Most collision-related facial injuries result from air bag deployment. Airbag burns to the face and neck can be quite severe and painful. However, these injuries are transient and far less severe than a direct impact to the steering wheel, dash panel, or windshield.
Significant facial trauma can result in lacerations with sutures to the outside of the face or the inside of the mouth. A severe head strike can also result in a fracture to the nose and sinus bones, fracture to the jaw or teeth, fracture to the eye orbit or skull. Emergency care protocol calls for cranial CT scans in head trauma cases. These scans and X-ray radiological studies will reveal the extent of facial fractures. In more serious cases, surgery is required to repair orbital fractures, nasal fractures, and jaw fractures.

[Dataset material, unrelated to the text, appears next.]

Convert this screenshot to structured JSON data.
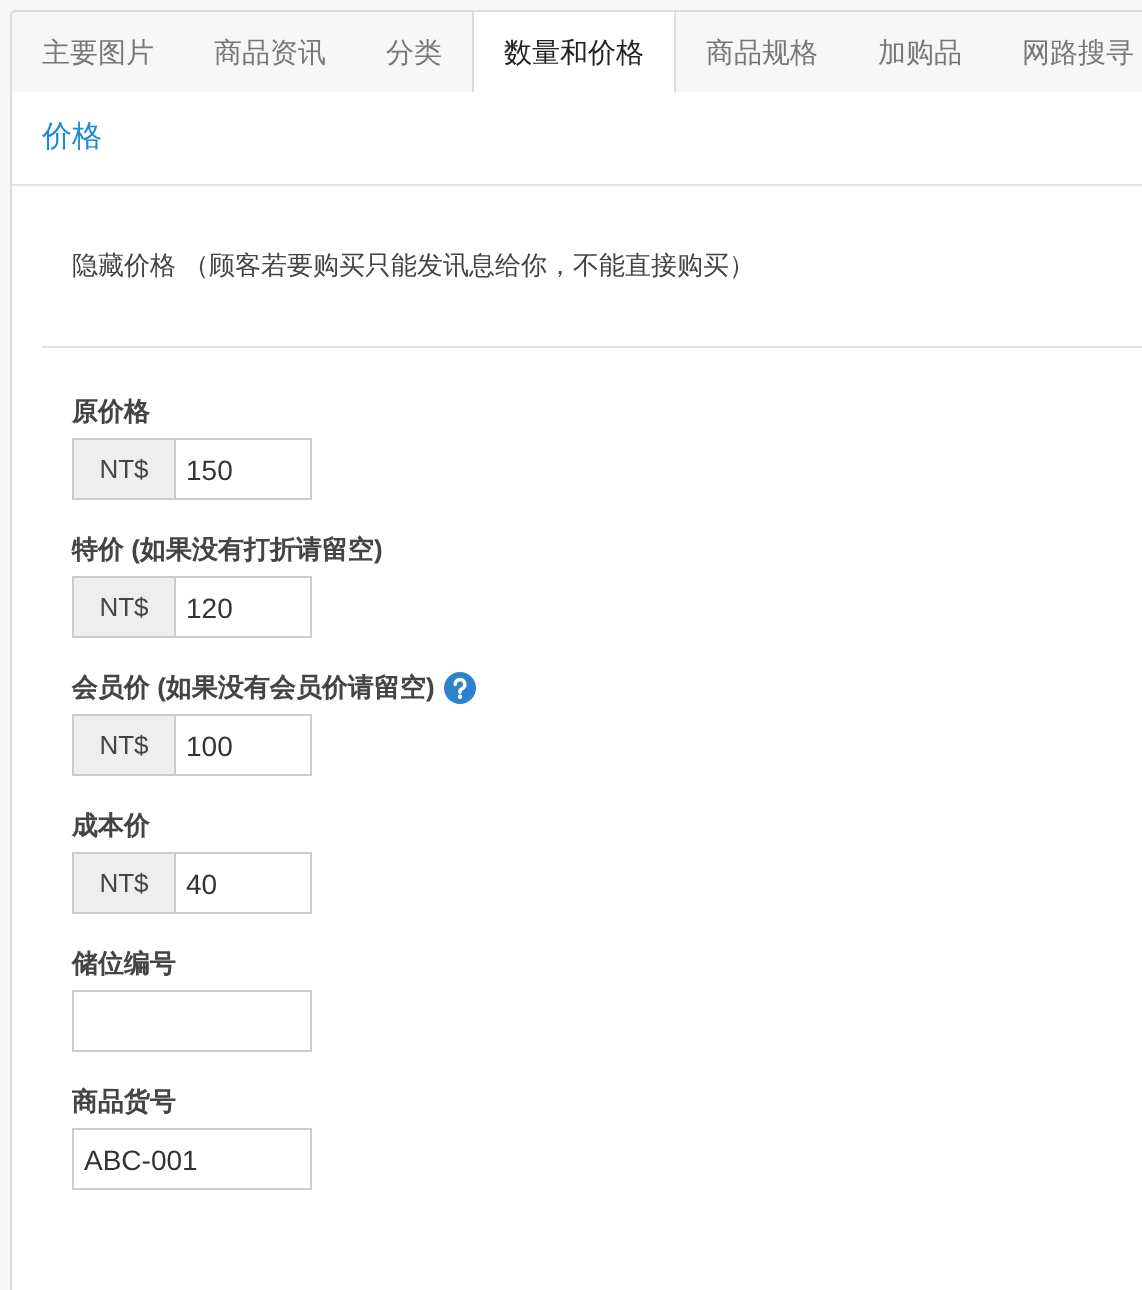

Injuries to the head and face often motivate very high jury awards. In settlement talks, the victim should present detailed medical evidence and photographs to show exactly how the injuries occurred and how the facial injuries appeared during the first weeks following the collision. X-rays and other graphic evidence, including medical diagrams showing any surgical processes, should be part of the claim presentation. Current photos should be offered along with reports from plastic surgeons to document permanency of scarring and any nerve damage or other lasting symptoms. In some cases, nerve pain medicine (e.g., gabapentin) will be used to reduce nerve pain associated with facial scars. If this is a permanent need for the patient, the full cost of this expensive medicine should be collected to fund all pain management needs over the balance of the patient’s life.

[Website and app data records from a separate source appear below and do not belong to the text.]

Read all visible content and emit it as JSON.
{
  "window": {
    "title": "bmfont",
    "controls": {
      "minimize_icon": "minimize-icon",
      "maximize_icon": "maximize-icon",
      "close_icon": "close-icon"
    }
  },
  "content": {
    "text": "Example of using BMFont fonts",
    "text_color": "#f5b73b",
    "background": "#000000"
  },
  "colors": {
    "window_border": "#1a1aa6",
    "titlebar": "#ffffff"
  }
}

In facial injury cases involving fracture, the victim must present very detailed medical reports and evidence to prove the future effects of these injuries. If fracture occurs to the jaw, associated problems, such as dental alignment and traumatic TMJ, should be considered and fully addressed by a maxillofacial surgeon. If fracture occurs near the eye orbit, careful consideration by medical specialists should be undertaken to prove any future problems that might arise relating to vision, optic nerve damage, or eye alignment. Finally, nasal fractures should also be carefully analyzed to isolate proof of any permanent breathing difficulties or any potential need for future nasal surgery.

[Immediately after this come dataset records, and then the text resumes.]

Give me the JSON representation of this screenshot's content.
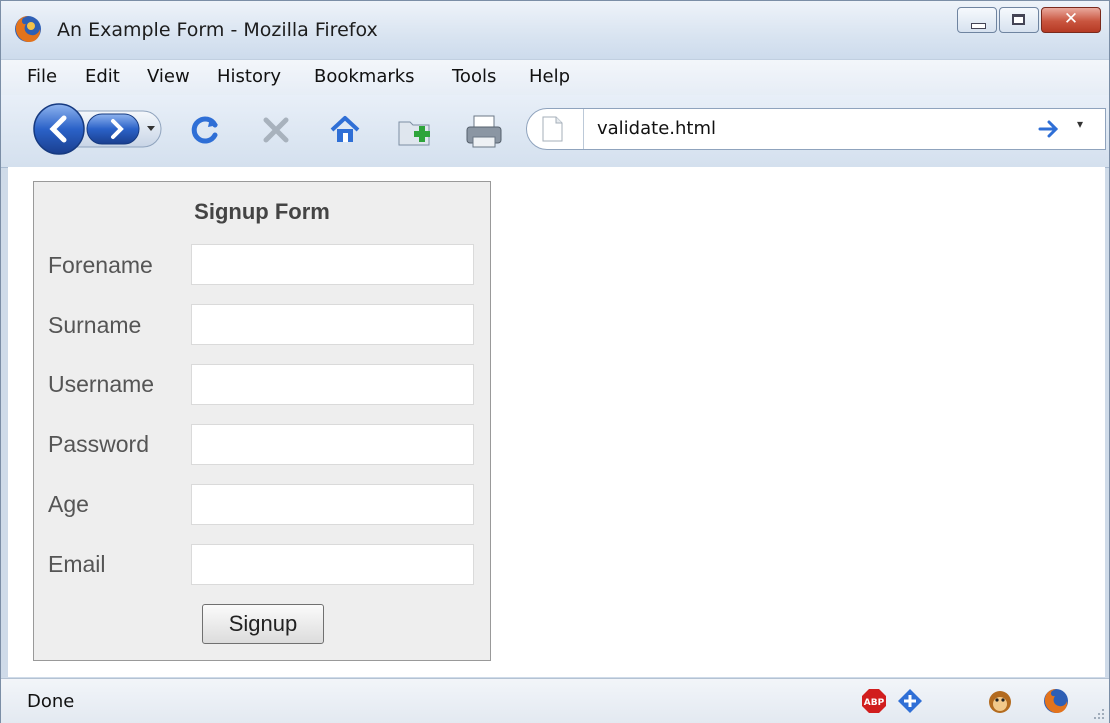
{
  "window": {
    "title": "An Example Form - Mozilla Firefox"
  },
  "menu": {
    "items": [
      "File",
      "Edit",
      "View",
      "History",
      "Bookmarks",
      "Tools",
      "Help"
    ]
  },
  "toolbar": {
    "icons": [
      "back-icon",
      "forward-icon",
      "dropdown-icon",
      "reload-icon",
      "stop-icon",
      "home-icon",
      "new-folder-icon",
      "print-icon"
    ],
    "url": "validate.html"
  },
  "form": {
    "title": "Signup Form",
    "fields": [
      {
        "label": "Forename",
        "value": ""
      },
      {
        "label": "Surname",
        "value": ""
      },
      {
        "label": "Username",
        "value": ""
      },
      {
        "label": "Password",
        "value": ""
      },
      {
        "label": "Age",
        "value": ""
      },
      {
        "label": "Email",
        "value": ""
      }
    ],
    "submit_label": "Signup"
  },
  "status": {
    "text": "Done",
    "icons": [
      "adblock-icon",
      "addon-plus-icon",
      "greasemonkey-icon",
      "firefox-icon"
    ],
    "adblock_text": "ABP"
  },
  "colors": {
    "accent": "#2f6fd6",
    "close": "#c9553f",
    "form_bg": "#eeeeee"
  }
}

Facial injuries resulting in permanent scarring or disfigurement should bring generous compensation for pain and suffering. Emotional injury should be carefully documented, and the victim’s gender, age, profession, and other considerations should be addressed in the injury case presentation. Care should also be taken to consider Facebook and other social media entries to ensure that the claims of emotional injury cannot be impeached with open-access social media entries depicting the victim in a context that suggests a lack of emotional discomfort with facial scarring.